Instructions to follow — Word for word, copy every line of the data.
----
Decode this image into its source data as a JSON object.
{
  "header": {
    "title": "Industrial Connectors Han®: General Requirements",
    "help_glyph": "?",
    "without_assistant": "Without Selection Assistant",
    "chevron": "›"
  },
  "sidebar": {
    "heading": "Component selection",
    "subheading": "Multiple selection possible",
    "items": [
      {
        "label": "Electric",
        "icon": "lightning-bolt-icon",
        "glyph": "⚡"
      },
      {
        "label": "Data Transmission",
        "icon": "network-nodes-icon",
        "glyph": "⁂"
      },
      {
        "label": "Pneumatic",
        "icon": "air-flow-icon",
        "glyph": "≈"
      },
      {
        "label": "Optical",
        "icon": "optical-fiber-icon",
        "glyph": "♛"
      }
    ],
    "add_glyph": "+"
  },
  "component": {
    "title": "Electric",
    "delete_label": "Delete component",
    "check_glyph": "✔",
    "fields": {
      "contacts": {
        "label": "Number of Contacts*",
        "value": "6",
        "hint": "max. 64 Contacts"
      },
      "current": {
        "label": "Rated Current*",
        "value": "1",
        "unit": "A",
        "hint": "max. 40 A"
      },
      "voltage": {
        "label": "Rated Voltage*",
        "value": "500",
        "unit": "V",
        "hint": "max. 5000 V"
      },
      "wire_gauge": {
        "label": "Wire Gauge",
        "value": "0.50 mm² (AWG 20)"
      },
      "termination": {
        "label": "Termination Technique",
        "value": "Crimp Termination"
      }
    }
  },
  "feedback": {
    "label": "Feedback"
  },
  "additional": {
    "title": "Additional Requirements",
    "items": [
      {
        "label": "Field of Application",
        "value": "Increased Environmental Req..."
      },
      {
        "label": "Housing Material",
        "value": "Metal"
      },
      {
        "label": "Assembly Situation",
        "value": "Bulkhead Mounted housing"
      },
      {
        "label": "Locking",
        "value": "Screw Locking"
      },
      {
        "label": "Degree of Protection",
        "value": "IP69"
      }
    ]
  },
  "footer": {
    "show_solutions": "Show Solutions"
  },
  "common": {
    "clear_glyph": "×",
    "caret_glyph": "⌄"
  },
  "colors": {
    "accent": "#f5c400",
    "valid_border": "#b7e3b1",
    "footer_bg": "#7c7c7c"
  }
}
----
Worked solution —
Decode this image into its source data as a JSON object.
{
  "header": {
    "title": "Industrial Connectors Han®: General Requirements",
    "help_glyph": "?",
    "without_assistant": "Without Selection Assistant",
    "chevron": "›"
  },
  "sidebar": {
    "heading": "Component selection",
    "subheading": "Multiple selection possible",
    "items": [
      {
        "label": "Electric",
        "icon": "lightning-bolt-icon",
        "glyph": "⚡"
      },
      {
        "label": "Data Transmission",
        "icon": "network-nodes-icon",
        "glyph": "⁂"
      },
      {
        "label": "Pneumatic",
        "icon": "air-flow-icon",
        "glyph": "≈"
      },
      {
        "label": "Optical",
        "icon": "optical-fiber-icon",
        "glyph": "♛"
      }
    ],
    "add_glyph": "+"
  },
  "component": {
    "title": "Electric",
    "delete_label": "Delete component",
    "check_glyph": "✔",
    "fields": {
      "contacts": {
        "label": "Number of Contacts*",
        "value": "6",
        "hint": "max. 64 Contacts"
      },
      "current": {
        "label": "Rated Current*",
        "value": "1",
        "unit": "A",
        "hint": "max. 40 A"
      },
      "voltage": {
        "label": "Rated Voltage*",
        "value": "500",
        "unit": "V",
        "hint": "max. 5000 V"
      },
      "wire_gauge": {
        "label": "Wire Gauge",
        "value": "0.50 mm² (AWG 20)"
      },
      "termination": {
        "label": "Termination Technique",
        "value": "Crimp Termination"
      }
    }
  },
  "feedback": {
    "label": "Feedback"
  },
  "additional": {
    "title": "Additional Requirements",
    "items": [
      {
        "label": "Field of Application",
        "value": "Increased Environmental Req..."
      },
      {
        "label": "Housing Material",
        "value": "Metal"
      },
      {
        "label": "Assembly Situation",
        "value": "Bulkhead Mounted housing"
      },
      {
        "label": "Locking",
        "value": "Screw Locking"
      },
      {
        "label": "Degree of Protection",
        "value": "IP69"
      }
    ]
  },
  "footer": {
    "show_solutions": "Show Solutions"
  },
  "common": {
    "clear_glyph": "×",
    "caret_glyph": "⌄"
  },
  "colors": {
    "accent": "#f5c400",
    "valid_border": "#b7e3b1",
    "footer_bg": "#7c7c7c"
  }
}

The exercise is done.